your tax affairs may not be available to you.
Stufe Acht: Informieren Sie sich über die verschiedenen Visa-und Aufenthaltsmöglichkeiten.Step Eight: Meet with a residency expert from the country (or countries) you’re considering.
Determine which visa or residency permit would be most advantageous given your
Stufe Neun: Jetzt sollte nur noch ein Land auf Ihrer Liste stehen, setzen Sie sich einen Termin für den Umzug.Step Nine: If you haven’t already, narrow your list to one…and set a date for your move.
Determine whether you want to ship your household belongings with you…or buy new
when you arrive. Your decision may have something to do with the type of visa you’re
arranging (which may or may not allow for the tax-free importation of personal
belongings, household goods, a car, appliances, etc.)…but should have mostly to do with
the hassle factor.

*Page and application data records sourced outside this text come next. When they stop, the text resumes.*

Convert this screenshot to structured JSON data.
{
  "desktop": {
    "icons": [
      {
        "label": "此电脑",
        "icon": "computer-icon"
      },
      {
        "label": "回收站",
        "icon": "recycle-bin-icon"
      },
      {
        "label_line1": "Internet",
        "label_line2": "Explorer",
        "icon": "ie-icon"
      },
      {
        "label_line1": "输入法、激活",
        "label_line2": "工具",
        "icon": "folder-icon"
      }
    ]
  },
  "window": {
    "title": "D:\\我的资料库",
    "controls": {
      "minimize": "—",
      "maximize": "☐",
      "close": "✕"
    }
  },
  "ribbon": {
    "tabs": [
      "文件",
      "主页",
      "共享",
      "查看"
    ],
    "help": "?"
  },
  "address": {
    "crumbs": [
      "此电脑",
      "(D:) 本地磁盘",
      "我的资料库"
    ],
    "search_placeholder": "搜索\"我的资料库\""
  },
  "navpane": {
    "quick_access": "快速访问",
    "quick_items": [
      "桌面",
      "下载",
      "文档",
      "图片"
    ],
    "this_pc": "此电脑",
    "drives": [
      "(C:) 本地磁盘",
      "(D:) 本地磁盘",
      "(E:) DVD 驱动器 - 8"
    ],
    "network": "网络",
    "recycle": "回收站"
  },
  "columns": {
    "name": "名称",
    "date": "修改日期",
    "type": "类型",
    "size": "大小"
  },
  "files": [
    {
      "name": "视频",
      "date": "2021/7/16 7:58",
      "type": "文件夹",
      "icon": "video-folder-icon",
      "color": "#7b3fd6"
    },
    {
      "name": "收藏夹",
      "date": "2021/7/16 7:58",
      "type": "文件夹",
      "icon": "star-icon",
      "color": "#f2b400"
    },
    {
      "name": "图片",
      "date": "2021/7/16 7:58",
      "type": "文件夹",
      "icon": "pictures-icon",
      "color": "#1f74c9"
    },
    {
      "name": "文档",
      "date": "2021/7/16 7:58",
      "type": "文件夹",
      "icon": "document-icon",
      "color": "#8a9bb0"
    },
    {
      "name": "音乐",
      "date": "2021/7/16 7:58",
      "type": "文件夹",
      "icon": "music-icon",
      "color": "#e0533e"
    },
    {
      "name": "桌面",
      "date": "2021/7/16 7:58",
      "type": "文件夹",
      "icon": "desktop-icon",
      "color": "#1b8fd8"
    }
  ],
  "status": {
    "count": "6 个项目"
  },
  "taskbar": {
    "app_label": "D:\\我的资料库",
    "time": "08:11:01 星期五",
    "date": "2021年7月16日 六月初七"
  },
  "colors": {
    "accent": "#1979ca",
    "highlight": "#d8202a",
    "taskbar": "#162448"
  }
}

Packing and shipping a household full of stuff across borders can be a
pain in the neck…and expensive.
Stufe 10: Organisieren Sie Ihre Post und Rechnungen.Step 10: Set up a portable global office (to allow for reliable and
international telephone calls, bill paying, credit card usage, etc.).
You’d be amazed at how something as simple as paying your telephone bill can take on
new dimensions in a foreign country. For hassle-free, day-to-day management of your
household and/or business, you’ll need to know how to stay connected while living
Stufe 11: Vergleichen Sie die verschiedenen nationalen und internationalen Krankenversicherungen.Step 11: Look into international health insurance policies.
Typically, the insurance policy that covers you at home will not travel with you when you
cross international boundaries. The following companies offer international coverage:
· Bupa, website: www.bupa.com
· InsuranceToGo, website: www.insurancetogo.com
· Expacare International, website: www.expacare.net
· IHI Danmark, website: www.ihi.com
· GoodhealthWorldwide Ltd., website: www.goodhealth.co.uk
Stufe 12: Kaufen Sie nicht gleich, sondern mieten Sie lieber eine Immobilie.Step 12: Do not buy…but rent a new home in your chosen haven…in the area where you think you
want to relocate permanently.
Rent for six months to a year before committing fully by buying. The mistake that expats
so often make is to settle in the first place that catches their eye…only to find, once
they’ve settled down, that their ideal haven is in fact 50 miles down the road. Of course,
it’s not the end of the world. You can sell your house and buy again. But, you’ll have the
transaction costs to contend with.
Quelle International Living